--- Given information Enclosed Below ---

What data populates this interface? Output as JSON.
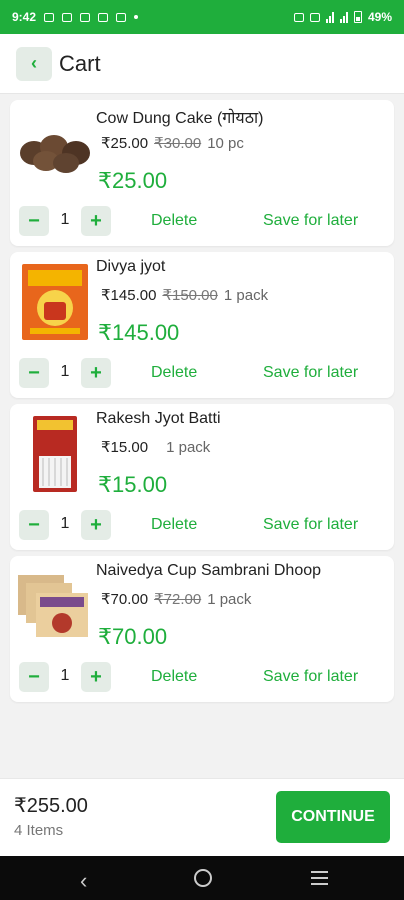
{
  "status_bar": {
    "time": "9:42",
    "battery": "49%"
  },
  "header": {
    "title": "Cart",
    "back_icon": "chevron-left-icon"
  },
  "cart_items": [
    {
      "name": "Cow Dung Cake (गोयठा)",
      "price": "₹25.00",
      "mrp": "₹30.00",
      "unit": "10 pc",
      "total": "₹25.00",
      "qty": "1",
      "delete_label": "Delete",
      "save_label": "Save for later"
    },
    {
      "name": "Divya jyot",
      "price": "₹145.00",
      "mrp": "₹150.00",
      "unit": "1 pack",
      "total": "₹145.00",
      "qty": "1",
      "delete_label": "Delete",
      "save_label": "Save for later"
    },
    {
      "name": "Rakesh Jyot Batti",
      "price": "₹15.00",
      "mrp": "",
      "unit": "1 pack",
      "total": "₹15.00",
      "qty": "1",
      "delete_label": "Delete",
      "save_label": "Save for later"
    },
    {
      "name": "Naivedya Cup Sambrani Dhoop",
      "price": "₹70.00",
      "mrp": "₹72.00",
      "unit": "1 pack",
      "total": "₹70.00",
      "qty": "1",
      "delete_label": "Delete",
      "save_label": "Save for later"
    }
  ],
  "footer": {
    "amount": "₹255.00",
    "items_count": "4 Items",
    "continue_label": "CONTINUE"
  },
  "colors": {
    "accent": "#1fae3c",
    "button_bg": "#e4ece6",
    "page_bg": "#f2f2f2"
  }
}
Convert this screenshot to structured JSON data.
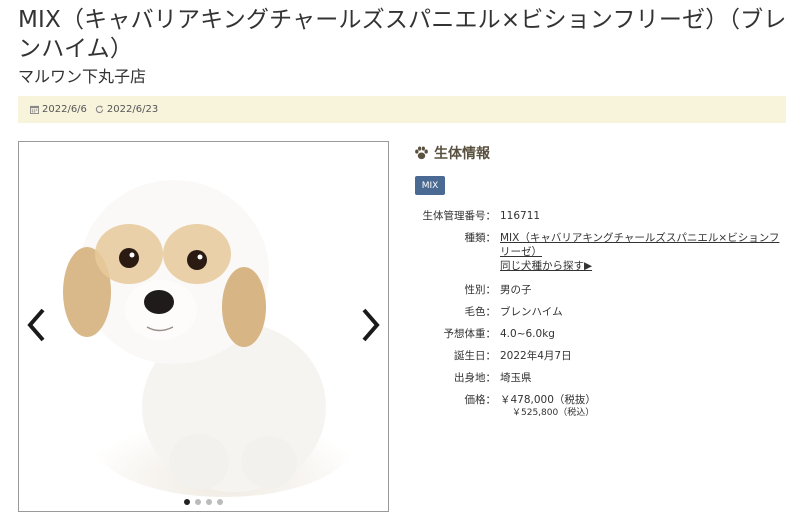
{
  "header": {
    "title": "MIX（キャバリアキングチャールズスパニエル×ビションフリーゼ）（ブレンハイム）",
    "shop": "マルワン下丸子店"
  },
  "dates": {
    "published": "2022/6/6",
    "updated": "2022/6/23",
    "published_icon": "calendar-icon",
    "updated_icon": "refresh-icon"
  },
  "gallery": {
    "prev_icon": "chevron-left-icon",
    "next_icon": "chevron-right-icon",
    "slide_count": 4,
    "active_slide": 1
  },
  "info": {
    "heading": "生体情報",
    "heading_icon": "paw-icon",
    "badge": "MIX",
    "rows": [
      {
        "label": "生体管理番号：",
        "value": "116711"
      },
      {
        "label": "種類：",
        "value": "MIX（キャバリアキングチャールズスパニエル×ビションフリーゼ）",
        "link2": "同じ犬種から探す▶"
      },
      {
        "label": "性別：",
        "value": "男の子"
      },
      {
        "label": "毛色：",
        "value": "ブレンハイム"
      },
      {
        "label": "予想体重：",
        "value": "4.0~6.0kg"
      },
      {
        "label": "誕生日：",
        "value": "2022年4月7日"
      },
      {
        "label": "出身地：",
        "value": "埼玉県"
      },
      {
        "label": "価格：",
        "value": "￥478,000（税抜）",
        "sub": "￥525,800（税込）"
      }
    ]
  },
  "colors": {
    "datebar": "#f8f4dc",
    "badge": "#4a6a93",
    "heading": "#5a5140"
  }
}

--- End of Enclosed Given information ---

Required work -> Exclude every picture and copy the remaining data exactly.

Answer space ->
What data populates this interface? Output as JSON.
{
  "status_bar": {
    "time": "9:42",
    "battery": "49%"
  },
  "header": {
    "title": "Cart",
    "back_icon": "chevron-left-icon"
  },
  "cart_items": [
    {
      "name": "Cow Dung Cake (गोयठा)",
      "price": "₹25.00",
      "mrp": "₹30.00",
      "unit": "10 pc",
      "total": "₹25.00",
      "qty": "1",
      "delete_label": "Delete",
      "save_label": "Save for later"
    },
    {
      "name": "Divya jyot",
      "price": "₹145.00",
      "mrp": "₹150.00",
      "unit": "1 pack",
      "total": "₹145.00",
      "qty": "1",
      "delete_label": "Delete",
      "save_label": "Save for later"
    },
    {
      "name": "Rakesh Jyot Batti",
      "price": "₹15.00",
      "mrp": "",
      "unit": "1 pack",
      "total": "₹15.00",
      "qty": "1",
      "delete_label": "Delete",
      "save_label": "Save for later"
    },
    {
      "name": "Naivedya Cup Sambrani Dhoop",
      "price": "₹70.00",
      "mrp": "₹72.00",
      "unit": "1 pack",
      "total": "₹70.00",
      "qty": "1",
      "delete_label": "Delete",
      "save_label": "Save for later"
    }
  ],
  "footer": {
    "amount": "₹255.00",
    "items_count": "4 Items",
    "continue_label": "CONTINUE"
  },
  "colors": {
    "accent": "#1fae3c",
    "button_bg": "#e4ece6",
    "page_bg": "#f2f2f2"
  }
}
Convert this screenshot to structured JSON data.
{
  "header": {
    "title": "MIX（キャバリアキングチャールズスパニエル×ビションフリーゼ）（ブレンハイム）",
    "shop": "マルワン下丸子店"
  },
  "dates": {
    "published": "2022/6/6",
    "updated": "2022/6/23",
    "published_icon": "calendar-icon",
    "updated_icon": "refresh-icon"
  },
  "gallery": {
    "prev_icon": "chevron-left-icon",
    "next_icon": "chevron-right-icon",
    "slide_count": 4,
    "active_slide": 1
  },
  "info": {
    "heading": "生体情報",
    "heading_icon": "paw-icon",
    "badge": "MIX",
    "rows": [
      {
        "label": "生体管理番号：",
        "value": "116711"
      },
      {
        "label": "種類：",
        "value": "MIX（キャバリアキングチャールズスパニエル×ビションフリーゼ）",
        "link2": "同じ犬種から探す▶"
      },
      {
        "label": "性別：",
        "value": "男の子"
      },
      {
        "label": "毛色：",
        "value": "ブレンハイム"
      },
      {
        "label": "予想体重：",
        "value": "4.0~6.0kg"
      },
      {
        "label": "誕生日：",
        "value": "2022年4月7日"
      },
      {
        "label": "出身地：",
        "value": "埼玉県"
      },
      {
        "label": "価格：",
        "value": "￥478,000（税抜）",
        "sub": "￥525,800（税込）"
      }
    ]
  },
  "colors": {
    "datebar": "#f8f4dc",
    "badge": "#4a6a93",
    "heading": "#5a5140"
  }
}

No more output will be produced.